Swede Edvard Scott used to produce fantastic, abstract illustrations before helping found the design studio KOD & FORM (opens in new tab). What he's discovered is that it isn't worth getting annoyed when a brief is inadequate. Instead, you need to help your client to brief you better.
"If you are hired as a designer the client has most likely needs help shaping or forming a message - they want to communicate. And in this situation you are the communication expert, therefore you cannot trust that they know exactly what to include in the brief.
"At KOD & FORM we sometimes give our clients brief templates, so that they know what information to give us. It's not at all unlikely that information they consider unnecessary is what sparks our initial ideas and becomes the foundation for a concept. Help the client brief you."
20. Keep it fresh
The American graphic designer Montana Forbes (opens in new tab) taught herself fashion illustration and turned it into a career. She has won clients as big as Harrods with her strong line work and simple colour palettes. For her, keeping fresh is what matters.
"In establishing yourself it's crucial to know your strengths and weaknesses, and whether or not to employ an agent can be vital to your career. Most successful illustrators I admire have interests and hobbies which not only inspire their work but sometimes act as stimuli to develop sideline projects and/or careers."

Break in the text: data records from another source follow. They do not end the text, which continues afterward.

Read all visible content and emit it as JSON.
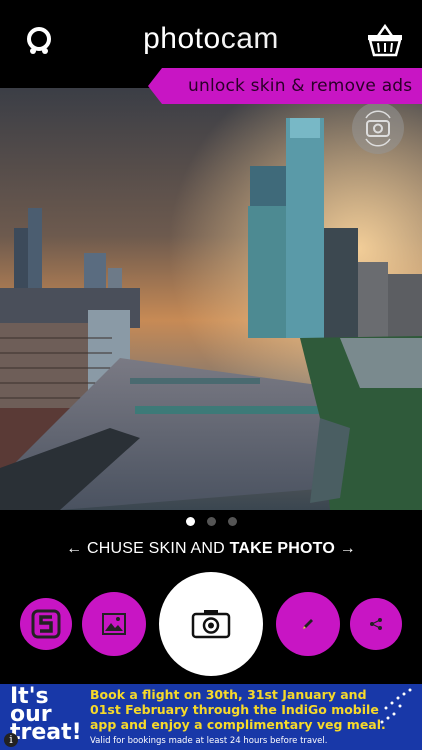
{
  "header": {
    "title_part1": "photo",
    "title_part2": "cam",
    "promo_text": "unlock skin & remove ads"
  },
  "icons": {
    "logo": "app-logo-icon",
    "basket": "basket-icon",
    "switch_camera": "switch-camera-icon",
    "skins": "skins-icon",
    "gallery": "gallery-icon",
    "shutter": "camera-icon",
    "edit": "pencil-icon",
    "share": "share-icon"
  },
  "pager": {
    "total": 3,
    "active": 1
  },
  "instruction": {
    "arrow_left": "←",
    "part1": "CHUSE SKIN AND",
    "part2": "TAKE PHOTO",
    "arrow_right": "→"
  },
  "ad": {
    "left_text": "It's our treat!",
    "main_text": "Book a flight on 30th, 31st January and 01st February through the IndiGo mobile app and enjoy a complimentary veg meal.",
    "fine_print": "Valid for bookings made at least 24 hours before travel.",
    "info": "i"
  },
  "colors": {
    "accent": "#c815c4",
    "background": "#000000",
    "ad_background": "#1838a8",
    "ad_text": "#f6d92a"
  }
}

A freelance writer, editor and copywriter Garrick Webster is a former editor of Computer Arts who served for two spells on the magazine. He's previously judged the D&AD Student and New Blood awards, and in 2011, was part of the team that produced the charity illustrations book Memories.